Forget any testing off the engine. I've never seen a starter test bench that puts a starter under load. While trying to turn the engine, that starter is going to draw perhaps 150 amps that has to get through the contacts in the solenoid. When it's just spinning freely, it is likely to draw less than 30 - 40 amps. 40 amps might get through the contacts while 150 amps won't. Also, you have to consider a bad connection on a battery cable, and those aren't getting tested with the starter off the engine.
Rather than rereading everything and trying to figure out where we are, grab that solenoid with the starter on the engine, then have a helper try to crank the engine. We want to be absolutely certain that solenoid is engaging. You'll feel and hear it. If it is engaging, grab a test light for the next tests.
Ground the clip lead to a paint-free point on the engine or transmission, not at the battery. Put the probe on the upper fat solenoid terminal with the battery positive cable attached to it. The light should light up brightly. Now have your helper try to crank the engine. If the light goes off or gets dim, there is a bad connection in one of the two battery cables.
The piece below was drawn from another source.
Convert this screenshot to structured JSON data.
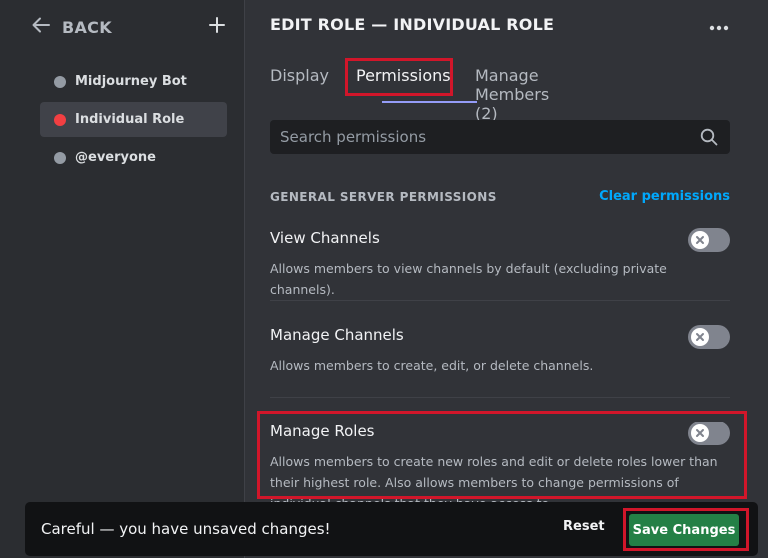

If the light stays bright, move the probe to the other larger terminal on the solenoid. It should not light up at first. It should light up when your helper tries to crank the engine. If it doesn't, the contacts are burned inside the solenoid. Those can be easily replaced on most Chryslers and Toyotas, but for yours you would replace the solenoid. If the light turns on there when the solenoid engages but the starter doesn't spin, it has worn brushes. Replace the starter for that. It will come with a new solenoid.
Saturday, April 4th, 2015 AT 9:03 PM